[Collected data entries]
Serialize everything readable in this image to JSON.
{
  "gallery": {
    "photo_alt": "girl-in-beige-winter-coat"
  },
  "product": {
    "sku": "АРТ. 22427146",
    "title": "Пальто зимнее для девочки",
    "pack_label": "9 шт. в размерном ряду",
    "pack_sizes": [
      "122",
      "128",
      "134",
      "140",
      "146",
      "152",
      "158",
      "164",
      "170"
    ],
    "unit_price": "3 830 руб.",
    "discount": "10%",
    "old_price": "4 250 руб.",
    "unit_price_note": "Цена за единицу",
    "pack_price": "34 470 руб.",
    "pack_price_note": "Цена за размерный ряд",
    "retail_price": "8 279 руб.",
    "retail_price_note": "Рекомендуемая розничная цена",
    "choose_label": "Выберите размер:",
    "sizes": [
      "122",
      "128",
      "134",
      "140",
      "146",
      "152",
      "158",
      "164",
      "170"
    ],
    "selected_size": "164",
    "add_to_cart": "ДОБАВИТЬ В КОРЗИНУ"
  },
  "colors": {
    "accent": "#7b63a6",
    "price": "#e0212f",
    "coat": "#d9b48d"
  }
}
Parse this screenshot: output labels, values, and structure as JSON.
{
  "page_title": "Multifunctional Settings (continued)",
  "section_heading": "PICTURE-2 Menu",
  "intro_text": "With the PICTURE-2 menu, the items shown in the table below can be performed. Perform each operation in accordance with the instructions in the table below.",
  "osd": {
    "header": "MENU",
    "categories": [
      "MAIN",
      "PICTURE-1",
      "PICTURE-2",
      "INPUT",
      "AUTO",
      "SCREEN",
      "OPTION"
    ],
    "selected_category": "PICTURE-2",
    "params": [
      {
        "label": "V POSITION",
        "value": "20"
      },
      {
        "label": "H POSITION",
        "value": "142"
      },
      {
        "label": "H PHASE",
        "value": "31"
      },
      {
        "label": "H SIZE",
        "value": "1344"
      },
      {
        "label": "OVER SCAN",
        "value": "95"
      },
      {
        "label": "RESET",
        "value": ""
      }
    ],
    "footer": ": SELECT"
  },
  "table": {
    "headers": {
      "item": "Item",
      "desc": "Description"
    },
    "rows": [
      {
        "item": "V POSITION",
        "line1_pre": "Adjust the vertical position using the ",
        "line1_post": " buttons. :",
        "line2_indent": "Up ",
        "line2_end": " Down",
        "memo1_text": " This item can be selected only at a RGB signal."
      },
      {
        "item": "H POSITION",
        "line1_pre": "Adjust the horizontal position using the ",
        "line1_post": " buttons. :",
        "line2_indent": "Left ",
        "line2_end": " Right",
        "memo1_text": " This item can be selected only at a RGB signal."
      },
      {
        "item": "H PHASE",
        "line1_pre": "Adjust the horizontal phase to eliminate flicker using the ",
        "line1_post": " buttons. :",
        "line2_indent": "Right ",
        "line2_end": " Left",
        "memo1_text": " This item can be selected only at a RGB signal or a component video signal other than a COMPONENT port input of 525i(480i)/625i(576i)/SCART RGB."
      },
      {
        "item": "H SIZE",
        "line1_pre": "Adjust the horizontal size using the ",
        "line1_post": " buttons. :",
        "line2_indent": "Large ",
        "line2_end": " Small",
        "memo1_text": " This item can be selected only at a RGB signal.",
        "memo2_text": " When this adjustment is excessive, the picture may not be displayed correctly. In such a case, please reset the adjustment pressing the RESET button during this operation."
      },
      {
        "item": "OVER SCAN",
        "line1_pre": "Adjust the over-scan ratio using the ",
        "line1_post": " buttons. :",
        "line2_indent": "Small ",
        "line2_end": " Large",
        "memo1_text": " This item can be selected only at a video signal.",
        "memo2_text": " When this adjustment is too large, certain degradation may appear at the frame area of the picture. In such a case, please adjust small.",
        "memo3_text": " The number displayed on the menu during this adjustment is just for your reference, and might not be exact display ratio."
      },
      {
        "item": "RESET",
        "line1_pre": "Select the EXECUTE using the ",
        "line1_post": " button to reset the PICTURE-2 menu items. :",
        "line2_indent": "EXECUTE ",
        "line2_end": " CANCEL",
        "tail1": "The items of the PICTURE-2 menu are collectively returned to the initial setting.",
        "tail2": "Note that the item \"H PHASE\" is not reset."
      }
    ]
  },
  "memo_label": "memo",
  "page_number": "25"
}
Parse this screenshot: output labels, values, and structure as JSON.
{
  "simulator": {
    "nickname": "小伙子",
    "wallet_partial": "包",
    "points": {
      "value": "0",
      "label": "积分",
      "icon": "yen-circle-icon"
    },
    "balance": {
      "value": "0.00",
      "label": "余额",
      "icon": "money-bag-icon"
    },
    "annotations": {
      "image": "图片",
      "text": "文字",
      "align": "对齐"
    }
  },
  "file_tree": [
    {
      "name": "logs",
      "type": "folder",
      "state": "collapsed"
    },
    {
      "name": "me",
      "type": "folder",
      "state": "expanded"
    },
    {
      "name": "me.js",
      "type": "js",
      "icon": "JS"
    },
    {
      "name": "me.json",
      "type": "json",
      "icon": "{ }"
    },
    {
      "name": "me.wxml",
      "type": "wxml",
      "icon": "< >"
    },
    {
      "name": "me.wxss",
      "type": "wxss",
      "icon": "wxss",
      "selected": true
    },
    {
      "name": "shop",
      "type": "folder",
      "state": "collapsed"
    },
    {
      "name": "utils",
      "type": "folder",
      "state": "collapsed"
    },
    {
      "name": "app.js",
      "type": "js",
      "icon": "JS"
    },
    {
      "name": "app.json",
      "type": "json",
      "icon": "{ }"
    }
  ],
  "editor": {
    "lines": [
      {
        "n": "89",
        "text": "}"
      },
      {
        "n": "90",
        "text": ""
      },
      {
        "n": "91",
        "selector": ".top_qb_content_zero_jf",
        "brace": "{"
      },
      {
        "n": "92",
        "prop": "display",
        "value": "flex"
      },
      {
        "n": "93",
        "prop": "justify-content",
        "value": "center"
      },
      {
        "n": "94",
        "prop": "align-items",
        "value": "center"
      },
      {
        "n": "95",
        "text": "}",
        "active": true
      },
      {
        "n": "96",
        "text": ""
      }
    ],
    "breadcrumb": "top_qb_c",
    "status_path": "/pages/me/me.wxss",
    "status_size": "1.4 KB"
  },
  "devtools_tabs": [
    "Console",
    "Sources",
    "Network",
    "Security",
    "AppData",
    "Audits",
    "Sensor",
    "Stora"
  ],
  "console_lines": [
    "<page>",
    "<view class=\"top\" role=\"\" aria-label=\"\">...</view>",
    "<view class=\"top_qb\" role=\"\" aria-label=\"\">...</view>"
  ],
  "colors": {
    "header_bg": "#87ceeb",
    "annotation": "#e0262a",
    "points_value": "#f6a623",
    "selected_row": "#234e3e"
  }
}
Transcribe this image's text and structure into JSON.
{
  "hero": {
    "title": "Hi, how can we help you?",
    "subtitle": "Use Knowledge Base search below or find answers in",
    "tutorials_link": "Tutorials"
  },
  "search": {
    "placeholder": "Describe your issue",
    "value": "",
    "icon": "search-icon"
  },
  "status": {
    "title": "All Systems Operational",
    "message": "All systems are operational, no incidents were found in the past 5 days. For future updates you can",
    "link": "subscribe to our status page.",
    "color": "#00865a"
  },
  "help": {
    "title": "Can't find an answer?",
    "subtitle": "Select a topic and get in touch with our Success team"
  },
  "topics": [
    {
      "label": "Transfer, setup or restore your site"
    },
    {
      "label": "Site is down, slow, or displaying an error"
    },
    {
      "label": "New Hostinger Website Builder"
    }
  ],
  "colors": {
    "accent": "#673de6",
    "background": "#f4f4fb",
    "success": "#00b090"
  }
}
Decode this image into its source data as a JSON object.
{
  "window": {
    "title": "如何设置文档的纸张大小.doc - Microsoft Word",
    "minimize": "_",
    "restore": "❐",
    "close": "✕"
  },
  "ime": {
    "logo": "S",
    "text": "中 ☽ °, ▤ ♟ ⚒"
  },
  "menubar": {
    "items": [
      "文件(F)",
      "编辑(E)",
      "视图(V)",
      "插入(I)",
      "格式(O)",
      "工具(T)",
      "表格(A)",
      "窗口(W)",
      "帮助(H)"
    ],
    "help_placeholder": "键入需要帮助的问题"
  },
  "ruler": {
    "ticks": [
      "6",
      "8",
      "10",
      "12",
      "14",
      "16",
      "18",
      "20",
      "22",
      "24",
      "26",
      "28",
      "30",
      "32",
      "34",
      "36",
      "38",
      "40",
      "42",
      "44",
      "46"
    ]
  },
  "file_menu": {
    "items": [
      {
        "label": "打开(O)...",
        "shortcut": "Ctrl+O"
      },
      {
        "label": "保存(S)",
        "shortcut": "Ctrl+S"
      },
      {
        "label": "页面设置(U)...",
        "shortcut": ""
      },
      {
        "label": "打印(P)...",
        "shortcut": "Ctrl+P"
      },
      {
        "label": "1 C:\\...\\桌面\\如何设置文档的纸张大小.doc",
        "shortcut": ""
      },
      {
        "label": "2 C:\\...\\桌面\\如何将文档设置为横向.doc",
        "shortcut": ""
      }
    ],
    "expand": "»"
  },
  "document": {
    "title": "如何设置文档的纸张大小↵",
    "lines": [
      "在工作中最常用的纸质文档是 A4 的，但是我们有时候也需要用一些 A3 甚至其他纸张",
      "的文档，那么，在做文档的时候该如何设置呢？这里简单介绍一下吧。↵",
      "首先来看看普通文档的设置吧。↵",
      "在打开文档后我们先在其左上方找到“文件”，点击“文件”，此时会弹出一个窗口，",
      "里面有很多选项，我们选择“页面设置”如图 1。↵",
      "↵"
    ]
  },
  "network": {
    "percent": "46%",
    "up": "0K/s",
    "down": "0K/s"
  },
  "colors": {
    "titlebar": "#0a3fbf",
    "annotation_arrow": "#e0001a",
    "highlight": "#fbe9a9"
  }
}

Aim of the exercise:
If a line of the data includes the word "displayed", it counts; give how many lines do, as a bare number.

Exercise response:
2